======== Input data ========

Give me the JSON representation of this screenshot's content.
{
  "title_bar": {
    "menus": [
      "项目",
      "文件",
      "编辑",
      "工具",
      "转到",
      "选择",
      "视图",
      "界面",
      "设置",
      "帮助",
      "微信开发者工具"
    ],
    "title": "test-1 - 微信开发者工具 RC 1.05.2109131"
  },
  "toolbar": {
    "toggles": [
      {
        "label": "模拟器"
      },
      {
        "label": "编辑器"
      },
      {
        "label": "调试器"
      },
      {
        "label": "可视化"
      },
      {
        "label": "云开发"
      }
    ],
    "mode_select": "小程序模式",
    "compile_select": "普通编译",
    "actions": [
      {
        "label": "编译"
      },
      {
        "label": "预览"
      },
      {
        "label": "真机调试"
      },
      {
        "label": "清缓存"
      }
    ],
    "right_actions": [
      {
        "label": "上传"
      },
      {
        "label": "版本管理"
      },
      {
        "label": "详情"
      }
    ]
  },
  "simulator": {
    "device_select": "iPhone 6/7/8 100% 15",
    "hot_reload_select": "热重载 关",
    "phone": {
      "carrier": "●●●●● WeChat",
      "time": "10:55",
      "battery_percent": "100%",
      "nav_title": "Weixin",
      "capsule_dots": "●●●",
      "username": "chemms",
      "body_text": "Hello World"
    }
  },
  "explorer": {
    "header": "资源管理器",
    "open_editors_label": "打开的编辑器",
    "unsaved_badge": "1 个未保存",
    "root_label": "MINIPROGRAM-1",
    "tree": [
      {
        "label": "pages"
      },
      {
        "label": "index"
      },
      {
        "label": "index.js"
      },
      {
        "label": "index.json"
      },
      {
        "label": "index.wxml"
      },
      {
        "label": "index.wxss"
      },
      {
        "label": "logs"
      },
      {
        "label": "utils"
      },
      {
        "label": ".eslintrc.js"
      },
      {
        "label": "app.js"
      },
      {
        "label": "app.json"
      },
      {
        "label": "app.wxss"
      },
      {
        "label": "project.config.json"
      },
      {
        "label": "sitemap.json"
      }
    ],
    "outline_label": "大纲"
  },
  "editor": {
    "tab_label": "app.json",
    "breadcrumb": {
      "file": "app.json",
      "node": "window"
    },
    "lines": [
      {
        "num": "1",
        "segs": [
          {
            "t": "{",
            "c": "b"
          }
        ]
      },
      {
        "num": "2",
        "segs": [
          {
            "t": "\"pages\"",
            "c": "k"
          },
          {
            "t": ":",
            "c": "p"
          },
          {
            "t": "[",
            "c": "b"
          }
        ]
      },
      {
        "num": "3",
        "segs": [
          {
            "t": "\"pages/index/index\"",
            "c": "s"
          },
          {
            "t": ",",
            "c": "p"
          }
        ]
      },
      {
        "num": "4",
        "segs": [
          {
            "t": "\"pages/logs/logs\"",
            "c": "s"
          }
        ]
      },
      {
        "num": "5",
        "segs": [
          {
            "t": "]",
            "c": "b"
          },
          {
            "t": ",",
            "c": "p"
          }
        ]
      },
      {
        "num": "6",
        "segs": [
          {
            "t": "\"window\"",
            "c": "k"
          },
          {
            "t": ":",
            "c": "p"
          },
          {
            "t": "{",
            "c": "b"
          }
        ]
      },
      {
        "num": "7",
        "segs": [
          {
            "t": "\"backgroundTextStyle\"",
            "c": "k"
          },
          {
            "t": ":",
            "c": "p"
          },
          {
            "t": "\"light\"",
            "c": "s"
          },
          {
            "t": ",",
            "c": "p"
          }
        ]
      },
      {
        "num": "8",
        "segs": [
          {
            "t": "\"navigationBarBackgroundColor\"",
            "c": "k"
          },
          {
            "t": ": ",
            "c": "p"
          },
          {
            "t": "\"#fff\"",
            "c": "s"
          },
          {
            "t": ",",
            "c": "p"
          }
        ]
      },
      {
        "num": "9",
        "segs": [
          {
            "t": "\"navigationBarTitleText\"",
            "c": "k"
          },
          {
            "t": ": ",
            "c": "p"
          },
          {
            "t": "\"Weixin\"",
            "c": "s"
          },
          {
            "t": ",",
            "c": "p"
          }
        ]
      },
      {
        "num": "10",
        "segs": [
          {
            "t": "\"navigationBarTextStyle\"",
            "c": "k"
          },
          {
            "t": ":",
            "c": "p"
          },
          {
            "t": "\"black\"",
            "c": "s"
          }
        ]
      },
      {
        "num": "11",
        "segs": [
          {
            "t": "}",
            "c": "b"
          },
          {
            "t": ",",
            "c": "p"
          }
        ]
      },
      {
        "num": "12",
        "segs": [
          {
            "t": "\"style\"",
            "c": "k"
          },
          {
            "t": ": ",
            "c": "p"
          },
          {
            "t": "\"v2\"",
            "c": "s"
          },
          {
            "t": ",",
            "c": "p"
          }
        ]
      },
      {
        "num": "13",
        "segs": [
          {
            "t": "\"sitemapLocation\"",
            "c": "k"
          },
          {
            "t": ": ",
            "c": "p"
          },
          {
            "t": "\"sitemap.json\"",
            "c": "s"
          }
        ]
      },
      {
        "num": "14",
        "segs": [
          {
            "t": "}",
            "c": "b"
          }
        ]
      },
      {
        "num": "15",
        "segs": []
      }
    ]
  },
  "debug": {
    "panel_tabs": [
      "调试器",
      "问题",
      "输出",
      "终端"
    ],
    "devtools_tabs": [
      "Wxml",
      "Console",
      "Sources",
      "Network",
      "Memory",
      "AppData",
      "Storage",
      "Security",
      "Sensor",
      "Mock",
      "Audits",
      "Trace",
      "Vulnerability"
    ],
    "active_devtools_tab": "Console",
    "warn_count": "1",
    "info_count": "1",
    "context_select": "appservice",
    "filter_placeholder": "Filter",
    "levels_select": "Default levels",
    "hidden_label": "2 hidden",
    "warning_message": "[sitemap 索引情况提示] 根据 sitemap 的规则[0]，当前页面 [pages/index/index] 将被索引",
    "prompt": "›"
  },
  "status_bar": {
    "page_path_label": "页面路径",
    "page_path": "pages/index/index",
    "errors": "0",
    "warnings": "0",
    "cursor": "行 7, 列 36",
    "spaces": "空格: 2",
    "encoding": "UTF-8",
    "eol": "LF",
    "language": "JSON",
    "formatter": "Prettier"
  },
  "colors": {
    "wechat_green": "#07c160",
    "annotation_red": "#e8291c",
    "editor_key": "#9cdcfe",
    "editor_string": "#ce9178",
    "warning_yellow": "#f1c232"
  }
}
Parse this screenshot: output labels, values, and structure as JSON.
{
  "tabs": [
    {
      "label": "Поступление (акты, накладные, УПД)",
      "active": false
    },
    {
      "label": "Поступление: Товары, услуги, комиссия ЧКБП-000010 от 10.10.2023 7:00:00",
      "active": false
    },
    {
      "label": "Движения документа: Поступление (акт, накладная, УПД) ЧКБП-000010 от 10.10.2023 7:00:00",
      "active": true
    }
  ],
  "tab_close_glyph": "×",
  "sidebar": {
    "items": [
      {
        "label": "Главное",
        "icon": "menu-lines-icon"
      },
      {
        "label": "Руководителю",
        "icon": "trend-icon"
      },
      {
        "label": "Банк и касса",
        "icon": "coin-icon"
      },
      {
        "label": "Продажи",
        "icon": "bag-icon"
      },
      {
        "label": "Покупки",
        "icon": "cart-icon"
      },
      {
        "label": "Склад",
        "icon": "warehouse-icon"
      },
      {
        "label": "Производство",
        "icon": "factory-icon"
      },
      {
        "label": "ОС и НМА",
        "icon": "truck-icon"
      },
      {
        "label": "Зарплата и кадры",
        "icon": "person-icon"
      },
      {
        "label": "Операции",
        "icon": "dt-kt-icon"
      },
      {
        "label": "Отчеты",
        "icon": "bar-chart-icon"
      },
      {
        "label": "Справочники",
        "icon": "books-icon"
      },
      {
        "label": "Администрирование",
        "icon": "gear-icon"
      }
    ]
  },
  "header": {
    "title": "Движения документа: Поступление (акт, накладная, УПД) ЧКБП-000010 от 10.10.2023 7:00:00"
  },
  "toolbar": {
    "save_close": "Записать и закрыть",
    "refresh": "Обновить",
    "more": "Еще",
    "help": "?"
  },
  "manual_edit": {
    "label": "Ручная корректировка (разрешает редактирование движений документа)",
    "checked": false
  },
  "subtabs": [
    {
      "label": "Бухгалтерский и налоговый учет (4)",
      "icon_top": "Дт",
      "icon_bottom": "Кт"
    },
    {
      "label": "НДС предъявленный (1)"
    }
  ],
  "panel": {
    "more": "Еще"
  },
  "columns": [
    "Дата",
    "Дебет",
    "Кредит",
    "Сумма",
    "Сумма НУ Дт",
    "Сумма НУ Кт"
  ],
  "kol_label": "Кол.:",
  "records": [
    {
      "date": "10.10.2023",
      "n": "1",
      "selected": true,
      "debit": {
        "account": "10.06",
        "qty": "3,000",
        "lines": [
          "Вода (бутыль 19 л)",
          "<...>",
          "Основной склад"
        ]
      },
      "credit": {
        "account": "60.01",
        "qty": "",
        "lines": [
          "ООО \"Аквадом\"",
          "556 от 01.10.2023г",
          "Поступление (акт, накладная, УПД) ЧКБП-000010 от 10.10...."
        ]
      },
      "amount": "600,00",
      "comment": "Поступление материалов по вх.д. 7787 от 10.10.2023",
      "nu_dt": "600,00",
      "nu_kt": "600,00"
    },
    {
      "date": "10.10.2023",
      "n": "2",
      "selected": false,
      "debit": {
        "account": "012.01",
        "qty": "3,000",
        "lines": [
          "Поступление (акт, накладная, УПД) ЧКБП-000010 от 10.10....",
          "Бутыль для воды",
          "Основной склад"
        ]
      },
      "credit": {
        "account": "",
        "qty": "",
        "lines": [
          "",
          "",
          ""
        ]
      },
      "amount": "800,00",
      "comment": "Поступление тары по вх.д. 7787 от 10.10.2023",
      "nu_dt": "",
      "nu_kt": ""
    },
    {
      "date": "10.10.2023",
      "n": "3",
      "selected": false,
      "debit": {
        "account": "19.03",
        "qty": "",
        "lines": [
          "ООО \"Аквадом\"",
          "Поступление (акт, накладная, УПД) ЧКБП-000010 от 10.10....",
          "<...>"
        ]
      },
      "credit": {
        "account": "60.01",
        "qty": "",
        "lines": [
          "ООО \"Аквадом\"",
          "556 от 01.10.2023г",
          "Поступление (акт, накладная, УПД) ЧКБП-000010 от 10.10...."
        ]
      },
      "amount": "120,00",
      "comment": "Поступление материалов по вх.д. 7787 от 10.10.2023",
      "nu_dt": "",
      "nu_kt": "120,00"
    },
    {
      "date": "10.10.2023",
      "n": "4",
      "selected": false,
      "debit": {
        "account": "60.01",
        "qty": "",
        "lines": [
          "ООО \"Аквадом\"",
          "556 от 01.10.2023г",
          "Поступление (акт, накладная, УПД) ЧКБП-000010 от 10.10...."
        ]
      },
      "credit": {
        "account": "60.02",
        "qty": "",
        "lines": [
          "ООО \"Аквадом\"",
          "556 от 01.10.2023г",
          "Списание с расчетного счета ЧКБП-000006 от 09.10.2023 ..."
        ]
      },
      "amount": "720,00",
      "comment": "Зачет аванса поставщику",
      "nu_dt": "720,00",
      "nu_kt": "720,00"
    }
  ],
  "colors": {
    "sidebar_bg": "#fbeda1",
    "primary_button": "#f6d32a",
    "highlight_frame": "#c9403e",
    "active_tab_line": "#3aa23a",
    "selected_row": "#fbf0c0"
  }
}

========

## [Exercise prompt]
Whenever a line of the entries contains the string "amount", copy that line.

## [Result of this exercise]
      "amount": "600,00",
      "amount": "800,00",
      "amount": "120,00",
      "amount": "720,00",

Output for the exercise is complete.